• [Your task]
All lines below containing the string "found" are to be copied.

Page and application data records
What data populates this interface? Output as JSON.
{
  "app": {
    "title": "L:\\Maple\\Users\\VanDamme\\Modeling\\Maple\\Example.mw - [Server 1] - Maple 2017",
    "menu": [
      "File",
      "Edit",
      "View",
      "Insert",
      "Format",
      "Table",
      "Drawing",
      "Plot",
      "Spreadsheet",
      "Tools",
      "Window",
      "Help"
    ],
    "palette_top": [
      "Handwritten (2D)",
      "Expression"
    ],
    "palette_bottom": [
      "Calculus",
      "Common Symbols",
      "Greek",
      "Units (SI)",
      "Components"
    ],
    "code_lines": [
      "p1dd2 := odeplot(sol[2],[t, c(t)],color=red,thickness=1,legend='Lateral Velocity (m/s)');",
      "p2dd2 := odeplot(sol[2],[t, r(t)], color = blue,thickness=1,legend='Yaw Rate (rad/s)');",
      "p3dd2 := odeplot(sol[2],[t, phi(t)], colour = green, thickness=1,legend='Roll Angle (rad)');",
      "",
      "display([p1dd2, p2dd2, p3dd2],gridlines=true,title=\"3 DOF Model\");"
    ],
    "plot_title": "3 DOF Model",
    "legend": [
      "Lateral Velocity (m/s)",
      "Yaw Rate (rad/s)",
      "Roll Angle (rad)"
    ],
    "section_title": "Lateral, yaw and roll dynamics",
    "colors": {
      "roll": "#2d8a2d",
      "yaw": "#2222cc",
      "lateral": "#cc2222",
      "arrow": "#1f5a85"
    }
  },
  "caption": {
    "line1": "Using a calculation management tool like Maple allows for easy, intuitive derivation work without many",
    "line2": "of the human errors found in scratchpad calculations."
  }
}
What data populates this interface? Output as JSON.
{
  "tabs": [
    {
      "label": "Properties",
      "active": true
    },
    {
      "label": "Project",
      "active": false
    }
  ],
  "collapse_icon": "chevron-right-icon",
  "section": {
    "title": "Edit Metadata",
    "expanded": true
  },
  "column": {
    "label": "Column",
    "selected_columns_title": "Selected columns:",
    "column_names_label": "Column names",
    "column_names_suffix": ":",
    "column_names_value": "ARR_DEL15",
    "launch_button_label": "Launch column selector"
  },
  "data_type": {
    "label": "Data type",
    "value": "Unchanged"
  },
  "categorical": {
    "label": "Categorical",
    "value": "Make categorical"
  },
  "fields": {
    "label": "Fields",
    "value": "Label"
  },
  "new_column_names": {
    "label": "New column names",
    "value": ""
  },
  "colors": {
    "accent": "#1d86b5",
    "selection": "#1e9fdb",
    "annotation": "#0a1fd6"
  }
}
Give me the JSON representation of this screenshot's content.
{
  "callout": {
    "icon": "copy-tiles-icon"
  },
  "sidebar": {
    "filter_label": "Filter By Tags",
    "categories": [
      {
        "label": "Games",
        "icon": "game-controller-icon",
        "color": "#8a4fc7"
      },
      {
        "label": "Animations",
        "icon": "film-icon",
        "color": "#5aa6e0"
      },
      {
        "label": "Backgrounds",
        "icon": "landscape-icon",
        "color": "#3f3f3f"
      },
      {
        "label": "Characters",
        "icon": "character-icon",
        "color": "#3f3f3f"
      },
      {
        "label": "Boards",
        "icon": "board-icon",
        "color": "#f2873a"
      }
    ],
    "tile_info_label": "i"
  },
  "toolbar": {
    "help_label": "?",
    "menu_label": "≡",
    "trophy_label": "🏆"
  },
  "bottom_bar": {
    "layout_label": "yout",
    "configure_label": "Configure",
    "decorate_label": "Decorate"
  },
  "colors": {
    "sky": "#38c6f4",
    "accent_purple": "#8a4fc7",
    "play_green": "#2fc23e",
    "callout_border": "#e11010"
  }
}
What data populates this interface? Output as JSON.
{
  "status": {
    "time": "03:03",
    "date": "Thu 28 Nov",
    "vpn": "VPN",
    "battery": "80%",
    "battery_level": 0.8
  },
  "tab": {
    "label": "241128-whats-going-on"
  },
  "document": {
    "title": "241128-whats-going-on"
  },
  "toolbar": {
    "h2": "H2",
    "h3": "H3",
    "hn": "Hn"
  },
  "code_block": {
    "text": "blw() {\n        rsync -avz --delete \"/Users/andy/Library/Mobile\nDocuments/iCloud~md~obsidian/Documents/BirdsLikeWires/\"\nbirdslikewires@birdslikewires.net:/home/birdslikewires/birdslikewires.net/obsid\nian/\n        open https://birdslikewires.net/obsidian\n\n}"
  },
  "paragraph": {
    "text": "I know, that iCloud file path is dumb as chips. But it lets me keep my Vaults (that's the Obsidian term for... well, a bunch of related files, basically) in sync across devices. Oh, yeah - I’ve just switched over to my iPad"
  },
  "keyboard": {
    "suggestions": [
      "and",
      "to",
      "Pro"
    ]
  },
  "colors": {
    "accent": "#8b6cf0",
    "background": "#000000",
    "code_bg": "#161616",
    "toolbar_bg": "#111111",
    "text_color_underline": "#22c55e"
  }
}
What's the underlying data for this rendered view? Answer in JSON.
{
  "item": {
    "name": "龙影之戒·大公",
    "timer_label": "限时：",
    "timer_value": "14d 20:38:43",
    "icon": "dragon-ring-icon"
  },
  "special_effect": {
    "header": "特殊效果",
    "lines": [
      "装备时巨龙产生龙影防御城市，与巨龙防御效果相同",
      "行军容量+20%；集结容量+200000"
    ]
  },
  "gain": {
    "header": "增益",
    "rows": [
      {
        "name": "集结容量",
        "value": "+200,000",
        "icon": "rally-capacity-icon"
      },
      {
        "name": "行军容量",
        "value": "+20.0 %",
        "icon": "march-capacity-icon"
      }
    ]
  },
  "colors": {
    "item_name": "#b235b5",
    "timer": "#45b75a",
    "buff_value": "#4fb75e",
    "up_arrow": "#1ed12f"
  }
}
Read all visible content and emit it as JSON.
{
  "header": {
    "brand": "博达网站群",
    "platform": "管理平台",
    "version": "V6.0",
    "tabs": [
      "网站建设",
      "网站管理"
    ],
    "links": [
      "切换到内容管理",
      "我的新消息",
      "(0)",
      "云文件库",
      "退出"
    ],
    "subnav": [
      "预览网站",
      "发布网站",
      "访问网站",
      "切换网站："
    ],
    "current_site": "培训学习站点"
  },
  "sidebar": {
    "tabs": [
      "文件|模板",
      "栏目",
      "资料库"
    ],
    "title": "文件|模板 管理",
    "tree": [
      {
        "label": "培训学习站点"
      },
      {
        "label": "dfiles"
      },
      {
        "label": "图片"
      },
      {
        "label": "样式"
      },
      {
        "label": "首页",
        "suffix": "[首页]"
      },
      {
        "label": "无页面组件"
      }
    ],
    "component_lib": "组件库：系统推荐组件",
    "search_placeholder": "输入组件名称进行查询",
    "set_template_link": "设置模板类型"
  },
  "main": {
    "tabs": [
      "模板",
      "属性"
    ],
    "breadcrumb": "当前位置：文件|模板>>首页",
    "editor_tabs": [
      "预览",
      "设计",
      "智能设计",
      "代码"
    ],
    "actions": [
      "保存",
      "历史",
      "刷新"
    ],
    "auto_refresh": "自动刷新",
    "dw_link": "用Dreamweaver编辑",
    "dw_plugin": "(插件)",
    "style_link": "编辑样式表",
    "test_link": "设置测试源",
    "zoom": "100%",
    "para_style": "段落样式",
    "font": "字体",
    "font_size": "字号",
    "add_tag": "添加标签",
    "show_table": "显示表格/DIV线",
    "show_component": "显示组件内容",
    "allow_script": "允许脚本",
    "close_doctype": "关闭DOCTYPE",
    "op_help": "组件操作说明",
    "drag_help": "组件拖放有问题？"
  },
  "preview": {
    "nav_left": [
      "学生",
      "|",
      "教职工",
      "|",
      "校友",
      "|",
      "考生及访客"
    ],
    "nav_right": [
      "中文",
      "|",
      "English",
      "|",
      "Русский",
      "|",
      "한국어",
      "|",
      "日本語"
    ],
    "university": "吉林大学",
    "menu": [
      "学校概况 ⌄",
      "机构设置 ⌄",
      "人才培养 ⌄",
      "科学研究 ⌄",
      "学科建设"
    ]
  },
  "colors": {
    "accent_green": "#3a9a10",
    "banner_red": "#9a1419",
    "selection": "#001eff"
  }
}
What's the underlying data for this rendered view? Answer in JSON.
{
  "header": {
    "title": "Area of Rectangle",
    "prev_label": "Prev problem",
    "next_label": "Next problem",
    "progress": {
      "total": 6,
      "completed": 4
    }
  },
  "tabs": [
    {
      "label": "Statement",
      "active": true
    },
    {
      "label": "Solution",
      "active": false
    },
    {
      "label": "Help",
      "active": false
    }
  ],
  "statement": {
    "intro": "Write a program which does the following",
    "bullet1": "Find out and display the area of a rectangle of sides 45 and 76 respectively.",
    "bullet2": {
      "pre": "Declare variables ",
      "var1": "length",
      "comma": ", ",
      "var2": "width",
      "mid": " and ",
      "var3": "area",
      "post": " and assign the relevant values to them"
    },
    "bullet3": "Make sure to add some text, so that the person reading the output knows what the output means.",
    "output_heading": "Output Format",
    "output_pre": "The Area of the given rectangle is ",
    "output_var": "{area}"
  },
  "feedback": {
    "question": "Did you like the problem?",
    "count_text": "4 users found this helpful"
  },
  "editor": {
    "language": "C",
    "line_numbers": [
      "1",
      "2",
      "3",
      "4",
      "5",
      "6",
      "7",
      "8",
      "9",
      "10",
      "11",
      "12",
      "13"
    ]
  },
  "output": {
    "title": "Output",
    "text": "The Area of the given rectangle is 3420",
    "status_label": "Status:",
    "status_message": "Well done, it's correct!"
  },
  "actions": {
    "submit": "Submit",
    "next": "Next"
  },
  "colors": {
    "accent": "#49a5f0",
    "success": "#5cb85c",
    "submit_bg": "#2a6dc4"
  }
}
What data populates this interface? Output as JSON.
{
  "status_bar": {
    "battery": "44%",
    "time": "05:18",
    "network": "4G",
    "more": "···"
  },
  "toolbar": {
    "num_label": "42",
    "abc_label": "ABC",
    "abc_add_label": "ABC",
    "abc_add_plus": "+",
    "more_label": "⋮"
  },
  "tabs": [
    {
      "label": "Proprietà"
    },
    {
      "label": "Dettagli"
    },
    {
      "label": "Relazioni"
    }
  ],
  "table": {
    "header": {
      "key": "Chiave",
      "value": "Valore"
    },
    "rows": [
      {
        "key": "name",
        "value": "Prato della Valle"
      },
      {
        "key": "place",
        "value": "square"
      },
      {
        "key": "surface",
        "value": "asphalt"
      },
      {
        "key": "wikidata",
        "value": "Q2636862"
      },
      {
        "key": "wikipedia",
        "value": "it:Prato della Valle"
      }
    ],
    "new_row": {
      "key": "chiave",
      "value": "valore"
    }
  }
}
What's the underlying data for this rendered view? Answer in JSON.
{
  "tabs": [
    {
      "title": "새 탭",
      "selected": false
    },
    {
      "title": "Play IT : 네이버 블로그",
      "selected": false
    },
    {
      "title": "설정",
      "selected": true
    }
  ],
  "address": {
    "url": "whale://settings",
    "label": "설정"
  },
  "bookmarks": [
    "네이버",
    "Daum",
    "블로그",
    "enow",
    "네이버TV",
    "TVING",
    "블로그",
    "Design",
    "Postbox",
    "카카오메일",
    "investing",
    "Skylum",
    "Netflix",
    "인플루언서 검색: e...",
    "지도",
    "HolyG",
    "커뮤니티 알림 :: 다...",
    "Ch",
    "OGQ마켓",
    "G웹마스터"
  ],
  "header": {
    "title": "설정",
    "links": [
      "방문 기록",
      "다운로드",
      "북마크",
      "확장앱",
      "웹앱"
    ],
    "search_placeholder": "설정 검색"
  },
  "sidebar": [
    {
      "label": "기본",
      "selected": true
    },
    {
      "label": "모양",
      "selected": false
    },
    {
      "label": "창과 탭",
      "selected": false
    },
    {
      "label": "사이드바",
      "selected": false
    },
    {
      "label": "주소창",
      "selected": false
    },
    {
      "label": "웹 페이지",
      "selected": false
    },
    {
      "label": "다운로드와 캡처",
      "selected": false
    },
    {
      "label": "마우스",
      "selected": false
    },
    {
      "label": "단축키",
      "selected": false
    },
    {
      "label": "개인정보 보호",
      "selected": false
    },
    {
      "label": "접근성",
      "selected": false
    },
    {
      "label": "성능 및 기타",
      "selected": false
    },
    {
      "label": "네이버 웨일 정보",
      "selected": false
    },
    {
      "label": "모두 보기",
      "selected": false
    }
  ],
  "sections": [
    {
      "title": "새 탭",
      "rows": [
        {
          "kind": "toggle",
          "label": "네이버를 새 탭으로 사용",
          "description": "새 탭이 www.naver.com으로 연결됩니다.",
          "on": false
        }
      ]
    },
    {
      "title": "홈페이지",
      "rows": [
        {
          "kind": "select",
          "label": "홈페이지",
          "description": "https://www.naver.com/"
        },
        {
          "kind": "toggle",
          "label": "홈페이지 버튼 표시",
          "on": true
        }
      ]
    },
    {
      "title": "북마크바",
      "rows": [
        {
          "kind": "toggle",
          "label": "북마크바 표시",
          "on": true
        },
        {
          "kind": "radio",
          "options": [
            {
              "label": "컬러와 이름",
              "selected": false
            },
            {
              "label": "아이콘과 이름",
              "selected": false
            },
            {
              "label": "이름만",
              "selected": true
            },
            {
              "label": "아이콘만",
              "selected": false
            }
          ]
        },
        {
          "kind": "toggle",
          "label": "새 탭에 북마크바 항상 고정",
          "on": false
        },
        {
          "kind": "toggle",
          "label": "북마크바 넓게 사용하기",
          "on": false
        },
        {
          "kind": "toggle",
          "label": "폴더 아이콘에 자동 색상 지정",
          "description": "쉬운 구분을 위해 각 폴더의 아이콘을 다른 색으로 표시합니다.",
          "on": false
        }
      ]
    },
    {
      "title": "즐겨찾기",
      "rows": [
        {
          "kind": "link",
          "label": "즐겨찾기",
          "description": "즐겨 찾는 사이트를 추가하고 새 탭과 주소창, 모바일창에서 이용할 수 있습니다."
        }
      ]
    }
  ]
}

• [Exercise result]
    "line2": "of the human errors found in scratchpad calculations."
    "count_text": "4 users found this helpful"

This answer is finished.